Since the 1990's, Oregon has seen significant increases in the number of acres burned statewide. 2020 saw the second largest number of acres burned since 1990. During the summer of 2020, more than one million acres of trees on Oregon lands were burned.
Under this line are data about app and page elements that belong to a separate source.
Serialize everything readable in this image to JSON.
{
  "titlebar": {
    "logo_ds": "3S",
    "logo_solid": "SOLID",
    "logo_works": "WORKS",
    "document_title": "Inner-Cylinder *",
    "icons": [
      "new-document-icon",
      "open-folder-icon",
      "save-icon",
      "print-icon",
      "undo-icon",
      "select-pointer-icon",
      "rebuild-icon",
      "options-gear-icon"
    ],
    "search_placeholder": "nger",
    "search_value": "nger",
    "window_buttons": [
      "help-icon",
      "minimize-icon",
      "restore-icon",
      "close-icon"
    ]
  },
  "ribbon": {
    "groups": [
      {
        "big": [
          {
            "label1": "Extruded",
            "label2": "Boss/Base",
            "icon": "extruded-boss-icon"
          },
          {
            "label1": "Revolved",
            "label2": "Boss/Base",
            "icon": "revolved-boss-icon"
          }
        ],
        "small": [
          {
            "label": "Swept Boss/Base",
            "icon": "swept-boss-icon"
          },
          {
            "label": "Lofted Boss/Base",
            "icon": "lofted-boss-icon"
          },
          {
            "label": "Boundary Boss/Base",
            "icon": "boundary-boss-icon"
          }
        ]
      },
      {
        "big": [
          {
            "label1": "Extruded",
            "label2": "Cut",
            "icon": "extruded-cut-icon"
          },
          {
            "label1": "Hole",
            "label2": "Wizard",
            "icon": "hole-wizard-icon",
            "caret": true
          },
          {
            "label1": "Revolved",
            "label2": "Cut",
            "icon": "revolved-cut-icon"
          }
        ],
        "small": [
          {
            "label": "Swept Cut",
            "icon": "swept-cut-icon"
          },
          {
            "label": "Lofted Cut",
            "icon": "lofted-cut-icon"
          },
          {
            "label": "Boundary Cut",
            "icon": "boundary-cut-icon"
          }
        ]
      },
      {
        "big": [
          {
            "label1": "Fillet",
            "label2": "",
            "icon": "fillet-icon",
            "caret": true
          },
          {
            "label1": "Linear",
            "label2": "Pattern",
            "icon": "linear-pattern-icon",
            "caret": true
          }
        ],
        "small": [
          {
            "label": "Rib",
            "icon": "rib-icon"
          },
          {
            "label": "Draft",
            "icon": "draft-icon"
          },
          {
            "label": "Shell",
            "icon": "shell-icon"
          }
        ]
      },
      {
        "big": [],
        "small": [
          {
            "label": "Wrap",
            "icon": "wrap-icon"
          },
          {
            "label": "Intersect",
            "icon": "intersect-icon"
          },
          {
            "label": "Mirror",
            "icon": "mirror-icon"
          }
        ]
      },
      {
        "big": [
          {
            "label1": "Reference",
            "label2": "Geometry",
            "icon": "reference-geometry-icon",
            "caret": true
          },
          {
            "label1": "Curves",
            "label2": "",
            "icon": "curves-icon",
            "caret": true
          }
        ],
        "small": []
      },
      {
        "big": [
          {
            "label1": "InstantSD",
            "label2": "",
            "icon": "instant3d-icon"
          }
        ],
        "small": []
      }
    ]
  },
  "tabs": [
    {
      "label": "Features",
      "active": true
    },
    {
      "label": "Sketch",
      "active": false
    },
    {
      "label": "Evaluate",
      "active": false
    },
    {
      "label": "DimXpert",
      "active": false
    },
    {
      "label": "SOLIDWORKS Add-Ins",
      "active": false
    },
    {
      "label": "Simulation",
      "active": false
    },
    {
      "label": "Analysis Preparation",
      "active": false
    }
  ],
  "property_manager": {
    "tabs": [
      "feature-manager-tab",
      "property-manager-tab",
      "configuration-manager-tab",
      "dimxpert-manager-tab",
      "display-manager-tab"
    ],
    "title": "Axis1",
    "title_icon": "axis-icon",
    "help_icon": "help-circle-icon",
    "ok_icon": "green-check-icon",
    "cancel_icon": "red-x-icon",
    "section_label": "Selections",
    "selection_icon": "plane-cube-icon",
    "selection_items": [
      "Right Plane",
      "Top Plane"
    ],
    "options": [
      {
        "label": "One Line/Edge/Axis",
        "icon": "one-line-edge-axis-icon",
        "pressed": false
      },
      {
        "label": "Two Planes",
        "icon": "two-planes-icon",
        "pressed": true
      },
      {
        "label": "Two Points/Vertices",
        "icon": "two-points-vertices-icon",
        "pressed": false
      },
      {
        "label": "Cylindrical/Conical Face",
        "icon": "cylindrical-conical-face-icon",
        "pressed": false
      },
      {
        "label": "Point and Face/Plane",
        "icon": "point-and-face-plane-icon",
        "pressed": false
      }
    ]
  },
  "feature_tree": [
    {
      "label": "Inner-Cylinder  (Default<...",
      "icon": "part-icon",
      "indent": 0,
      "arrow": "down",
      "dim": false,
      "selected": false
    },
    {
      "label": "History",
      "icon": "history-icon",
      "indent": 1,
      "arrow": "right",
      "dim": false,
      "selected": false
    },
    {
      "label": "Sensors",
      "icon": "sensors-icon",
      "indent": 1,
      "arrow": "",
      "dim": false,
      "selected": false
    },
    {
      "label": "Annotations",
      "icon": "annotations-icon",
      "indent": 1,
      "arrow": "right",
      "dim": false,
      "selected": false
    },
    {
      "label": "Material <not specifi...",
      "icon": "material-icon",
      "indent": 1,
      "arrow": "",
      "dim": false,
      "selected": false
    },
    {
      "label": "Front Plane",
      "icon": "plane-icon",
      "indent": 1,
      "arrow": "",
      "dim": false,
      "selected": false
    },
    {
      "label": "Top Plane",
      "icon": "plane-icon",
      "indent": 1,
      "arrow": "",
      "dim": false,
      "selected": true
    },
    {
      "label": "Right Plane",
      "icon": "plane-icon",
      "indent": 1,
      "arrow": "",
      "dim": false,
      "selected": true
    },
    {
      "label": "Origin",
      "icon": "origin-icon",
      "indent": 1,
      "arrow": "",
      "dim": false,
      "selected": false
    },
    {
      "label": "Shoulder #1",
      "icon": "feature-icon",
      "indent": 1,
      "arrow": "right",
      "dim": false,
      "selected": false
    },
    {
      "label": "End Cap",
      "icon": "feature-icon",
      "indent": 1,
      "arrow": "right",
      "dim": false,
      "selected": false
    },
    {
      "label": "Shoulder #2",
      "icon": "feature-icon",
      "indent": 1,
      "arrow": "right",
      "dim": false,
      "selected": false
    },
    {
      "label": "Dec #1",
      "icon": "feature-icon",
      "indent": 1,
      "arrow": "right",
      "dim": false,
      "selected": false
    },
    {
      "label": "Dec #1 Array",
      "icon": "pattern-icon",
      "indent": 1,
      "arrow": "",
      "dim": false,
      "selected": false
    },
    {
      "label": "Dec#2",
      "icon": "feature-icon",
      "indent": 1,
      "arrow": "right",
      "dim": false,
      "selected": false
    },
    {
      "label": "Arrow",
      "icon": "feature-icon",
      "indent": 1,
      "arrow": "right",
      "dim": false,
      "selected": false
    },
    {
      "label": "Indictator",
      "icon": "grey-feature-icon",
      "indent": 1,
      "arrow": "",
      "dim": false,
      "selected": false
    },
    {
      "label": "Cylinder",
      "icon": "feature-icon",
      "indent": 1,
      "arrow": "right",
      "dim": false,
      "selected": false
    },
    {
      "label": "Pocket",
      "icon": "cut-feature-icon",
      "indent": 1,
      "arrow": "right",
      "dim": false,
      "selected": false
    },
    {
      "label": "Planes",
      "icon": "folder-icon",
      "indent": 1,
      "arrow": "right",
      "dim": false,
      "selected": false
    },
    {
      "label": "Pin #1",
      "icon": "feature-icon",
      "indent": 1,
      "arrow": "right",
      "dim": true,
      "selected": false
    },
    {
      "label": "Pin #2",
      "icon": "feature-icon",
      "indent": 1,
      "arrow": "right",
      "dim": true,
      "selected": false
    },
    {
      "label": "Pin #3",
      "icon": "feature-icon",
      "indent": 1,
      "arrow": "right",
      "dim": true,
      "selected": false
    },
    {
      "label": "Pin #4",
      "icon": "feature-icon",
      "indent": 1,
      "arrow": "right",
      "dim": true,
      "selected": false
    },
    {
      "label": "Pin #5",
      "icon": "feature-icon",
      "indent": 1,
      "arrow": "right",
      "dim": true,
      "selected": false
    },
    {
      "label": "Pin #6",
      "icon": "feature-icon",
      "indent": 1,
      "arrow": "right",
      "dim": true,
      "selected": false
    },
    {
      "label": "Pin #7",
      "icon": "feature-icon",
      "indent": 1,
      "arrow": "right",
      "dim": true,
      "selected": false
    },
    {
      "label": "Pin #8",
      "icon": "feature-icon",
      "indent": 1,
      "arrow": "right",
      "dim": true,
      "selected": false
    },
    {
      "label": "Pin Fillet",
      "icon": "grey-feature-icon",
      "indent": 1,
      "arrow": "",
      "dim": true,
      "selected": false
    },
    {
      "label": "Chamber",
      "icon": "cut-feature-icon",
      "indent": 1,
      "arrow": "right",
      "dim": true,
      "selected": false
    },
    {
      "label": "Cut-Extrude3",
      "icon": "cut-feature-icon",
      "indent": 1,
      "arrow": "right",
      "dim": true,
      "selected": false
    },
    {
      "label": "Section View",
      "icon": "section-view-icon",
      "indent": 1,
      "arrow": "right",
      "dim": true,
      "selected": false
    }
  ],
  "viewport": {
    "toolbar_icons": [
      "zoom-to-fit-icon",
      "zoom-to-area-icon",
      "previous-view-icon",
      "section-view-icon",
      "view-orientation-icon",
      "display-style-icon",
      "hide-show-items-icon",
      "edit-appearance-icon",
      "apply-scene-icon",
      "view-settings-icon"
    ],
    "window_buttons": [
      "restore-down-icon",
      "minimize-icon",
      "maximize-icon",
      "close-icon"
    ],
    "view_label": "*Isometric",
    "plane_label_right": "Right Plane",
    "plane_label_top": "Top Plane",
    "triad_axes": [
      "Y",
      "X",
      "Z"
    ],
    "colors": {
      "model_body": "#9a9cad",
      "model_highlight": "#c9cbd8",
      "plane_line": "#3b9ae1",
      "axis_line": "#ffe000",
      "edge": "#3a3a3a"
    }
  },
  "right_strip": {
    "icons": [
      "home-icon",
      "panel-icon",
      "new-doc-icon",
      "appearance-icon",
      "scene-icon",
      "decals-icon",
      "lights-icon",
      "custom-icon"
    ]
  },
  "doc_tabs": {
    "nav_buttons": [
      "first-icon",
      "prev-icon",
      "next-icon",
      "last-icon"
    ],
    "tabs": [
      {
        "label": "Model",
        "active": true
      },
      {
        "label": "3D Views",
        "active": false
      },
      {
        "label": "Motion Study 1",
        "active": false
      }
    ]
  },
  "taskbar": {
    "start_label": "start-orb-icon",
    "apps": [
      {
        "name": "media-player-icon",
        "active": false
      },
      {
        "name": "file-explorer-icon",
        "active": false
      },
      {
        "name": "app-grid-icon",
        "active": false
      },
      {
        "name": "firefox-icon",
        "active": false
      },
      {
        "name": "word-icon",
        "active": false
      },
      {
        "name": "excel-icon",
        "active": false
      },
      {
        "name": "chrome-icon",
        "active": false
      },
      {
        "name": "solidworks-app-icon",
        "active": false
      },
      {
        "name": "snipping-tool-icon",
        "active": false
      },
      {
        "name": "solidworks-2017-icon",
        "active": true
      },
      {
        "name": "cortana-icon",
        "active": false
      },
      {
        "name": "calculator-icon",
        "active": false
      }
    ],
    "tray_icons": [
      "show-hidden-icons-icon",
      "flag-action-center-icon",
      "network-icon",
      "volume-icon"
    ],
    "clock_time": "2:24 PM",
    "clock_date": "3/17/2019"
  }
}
This was more than twice the average annual amount of damage that Oregon experienced between 2010 and 2019.

This comes at a time when the budgets of public land managers are already stressed due to ongoing funding challenges and the COVID pandemic.

We want to help the public lands get replanted soon, so that in the future our children and grandchildren can enjoy the same green and lush forests and landscape we have been able to enjoy.

Why should we replant after a fire?  Trees provide the very necessities of life.  They clear our air, protect our drinking water, create healthy communities and feed our souls.  Our forests provide critical wildlife habitat, natural beauty and recreational opportunities.  They sequester carbon and help reduce soil erosion by stabilizing slopes and preventing landslides. 

We all sat in the smoke and wondered...What can I do? How can I help?

Depending on how much money is raised, we will work with the public land managers from the US Forest Service, Oregon Department of Forestry, Bureau of Land Management, Oregon Parks & Recreation, and the county parks departments in Clackamas, Marion, Lane and Jackson counties to determine the greatest need and potential impact.

We have set a goal of raising enough funds to plant at least ONE MILLION trees, to ensure that in the future, and for future generations, these burned areas will once again be lush and green!

Each dollar donated will plant one tree!

You can make a donation online at www.orparksforever.org;  send a Text Message on your phone to REPLANT at 41444; mail a check to Oregon Parks Forever, 1501 SW Jefferson Street, Portland, OR 97201; or point your smartphone’s camera at this QR Code:  (see attached)

About Oregon Parks Forever:  Since 1995, Oregon Parks Forever (formerly known as Oregon State Parks Foundation) has been raising funds to help supplement existing funding sources to preserve and protect the experience of using Oregon’s parks.  Oregon Parks Forever is a statewide nonprofit organization whose mission includes working with federal, state, local and tribal public land managers to enhance and preserve special places and experiences in all Oregon parks.  As outdoor recreation has exploded in popularity, additional wear and tear, and years of deferred maintenance, have resulted in the costs of running Oregon parks exceeding available funding.

Since 1995, Oregon Parks Forever has supported many vital projects such as restoring Vista House at Crown Point, helping to renovate five Oregon Lighthouses, preserving the Kam Wah Chung & Co Museum, and putting the first yurts in State Parks anywhere in the country. Most recently, the organization raised funds to build a residential outdoor school facility at the Cottonwood Canyon State Park.

Oregon Parks Forever is a 501(c)(3) non-profit.  Our Federal Tax ID number is 93-1177836.  Donations are tax-deductible to the extent permitted by law.  Please contact your tax advisor with any questions.




Attached Media Files: QR Code , Campaign image